** The problem **
Wherever the string "checked" appears in the entries below, return the line that holds it.

(Dataset rows for apps and sites)
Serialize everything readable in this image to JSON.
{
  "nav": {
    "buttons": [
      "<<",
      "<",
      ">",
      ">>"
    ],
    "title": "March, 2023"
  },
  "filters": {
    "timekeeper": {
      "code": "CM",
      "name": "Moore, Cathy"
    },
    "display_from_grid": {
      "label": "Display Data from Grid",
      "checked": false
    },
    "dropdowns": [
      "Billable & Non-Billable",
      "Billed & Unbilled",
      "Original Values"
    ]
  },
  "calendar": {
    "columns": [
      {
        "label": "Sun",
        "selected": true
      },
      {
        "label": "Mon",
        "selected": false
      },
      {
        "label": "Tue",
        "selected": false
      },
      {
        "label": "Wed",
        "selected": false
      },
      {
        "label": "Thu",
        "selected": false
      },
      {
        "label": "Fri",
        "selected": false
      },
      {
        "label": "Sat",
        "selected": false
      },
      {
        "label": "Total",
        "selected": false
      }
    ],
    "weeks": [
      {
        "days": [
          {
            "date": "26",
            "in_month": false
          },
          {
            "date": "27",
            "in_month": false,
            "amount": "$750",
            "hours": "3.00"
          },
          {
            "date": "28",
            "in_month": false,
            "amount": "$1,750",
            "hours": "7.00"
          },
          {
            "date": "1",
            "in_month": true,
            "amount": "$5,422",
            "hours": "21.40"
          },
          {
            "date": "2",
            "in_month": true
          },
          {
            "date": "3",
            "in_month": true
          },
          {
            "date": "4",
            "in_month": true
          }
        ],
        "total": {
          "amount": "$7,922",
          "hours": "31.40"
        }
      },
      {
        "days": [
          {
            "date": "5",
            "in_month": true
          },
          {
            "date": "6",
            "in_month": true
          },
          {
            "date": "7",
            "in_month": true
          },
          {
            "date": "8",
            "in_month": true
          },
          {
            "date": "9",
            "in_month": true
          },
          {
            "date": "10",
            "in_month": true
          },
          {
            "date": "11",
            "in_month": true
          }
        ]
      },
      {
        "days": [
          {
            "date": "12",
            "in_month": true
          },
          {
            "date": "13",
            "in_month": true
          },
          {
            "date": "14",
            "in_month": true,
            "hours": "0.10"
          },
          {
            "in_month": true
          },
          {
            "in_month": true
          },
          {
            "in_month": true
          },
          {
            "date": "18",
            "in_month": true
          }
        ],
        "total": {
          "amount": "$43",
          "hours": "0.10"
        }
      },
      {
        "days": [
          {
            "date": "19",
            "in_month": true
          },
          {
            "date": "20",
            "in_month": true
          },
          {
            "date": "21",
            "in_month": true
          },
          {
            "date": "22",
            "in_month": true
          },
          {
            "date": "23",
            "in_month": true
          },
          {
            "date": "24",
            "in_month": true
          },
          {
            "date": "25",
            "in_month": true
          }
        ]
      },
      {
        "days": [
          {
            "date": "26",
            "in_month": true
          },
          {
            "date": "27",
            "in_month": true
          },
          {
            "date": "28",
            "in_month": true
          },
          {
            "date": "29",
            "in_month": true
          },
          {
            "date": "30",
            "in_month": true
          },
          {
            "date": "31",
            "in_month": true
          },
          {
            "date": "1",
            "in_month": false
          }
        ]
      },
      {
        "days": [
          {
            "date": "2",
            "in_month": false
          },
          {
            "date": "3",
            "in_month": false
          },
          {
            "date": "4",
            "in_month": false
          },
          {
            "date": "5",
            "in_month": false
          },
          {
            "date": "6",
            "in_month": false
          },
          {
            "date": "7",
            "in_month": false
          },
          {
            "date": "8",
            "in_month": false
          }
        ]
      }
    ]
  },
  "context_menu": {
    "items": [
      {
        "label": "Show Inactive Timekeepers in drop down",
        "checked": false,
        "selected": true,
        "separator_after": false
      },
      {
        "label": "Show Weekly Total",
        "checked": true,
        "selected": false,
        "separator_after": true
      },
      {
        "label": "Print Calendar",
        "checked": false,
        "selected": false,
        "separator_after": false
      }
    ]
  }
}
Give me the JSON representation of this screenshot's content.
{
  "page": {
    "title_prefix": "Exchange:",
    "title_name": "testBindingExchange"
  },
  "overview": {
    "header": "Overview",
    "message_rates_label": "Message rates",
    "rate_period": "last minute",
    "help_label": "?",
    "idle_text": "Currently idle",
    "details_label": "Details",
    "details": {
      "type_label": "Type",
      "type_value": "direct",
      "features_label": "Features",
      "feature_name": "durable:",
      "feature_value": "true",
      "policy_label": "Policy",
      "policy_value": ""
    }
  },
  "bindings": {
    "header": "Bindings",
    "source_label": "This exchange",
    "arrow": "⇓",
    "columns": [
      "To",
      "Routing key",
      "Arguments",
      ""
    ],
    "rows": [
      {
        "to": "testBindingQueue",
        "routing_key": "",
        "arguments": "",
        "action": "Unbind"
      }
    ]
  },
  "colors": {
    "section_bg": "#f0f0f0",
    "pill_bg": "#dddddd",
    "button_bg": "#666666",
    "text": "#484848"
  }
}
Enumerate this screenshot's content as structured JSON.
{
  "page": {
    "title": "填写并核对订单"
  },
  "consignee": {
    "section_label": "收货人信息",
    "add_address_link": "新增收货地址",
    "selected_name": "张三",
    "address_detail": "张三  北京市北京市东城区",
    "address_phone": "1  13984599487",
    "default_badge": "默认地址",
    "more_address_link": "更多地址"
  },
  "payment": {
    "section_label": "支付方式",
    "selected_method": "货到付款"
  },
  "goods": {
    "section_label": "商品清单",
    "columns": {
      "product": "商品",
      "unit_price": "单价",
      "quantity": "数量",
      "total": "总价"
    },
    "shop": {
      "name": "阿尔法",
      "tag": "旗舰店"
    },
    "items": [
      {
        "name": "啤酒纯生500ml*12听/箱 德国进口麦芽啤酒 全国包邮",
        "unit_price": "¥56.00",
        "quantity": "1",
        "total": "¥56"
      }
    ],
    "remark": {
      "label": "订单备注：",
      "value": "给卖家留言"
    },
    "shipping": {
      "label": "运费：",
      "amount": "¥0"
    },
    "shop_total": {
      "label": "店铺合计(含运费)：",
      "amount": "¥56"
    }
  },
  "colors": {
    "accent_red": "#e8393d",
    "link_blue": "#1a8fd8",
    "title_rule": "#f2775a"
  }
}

** Written solution **
      "checked": false
        "checked": false,
        "checked": true,
        "checked": false,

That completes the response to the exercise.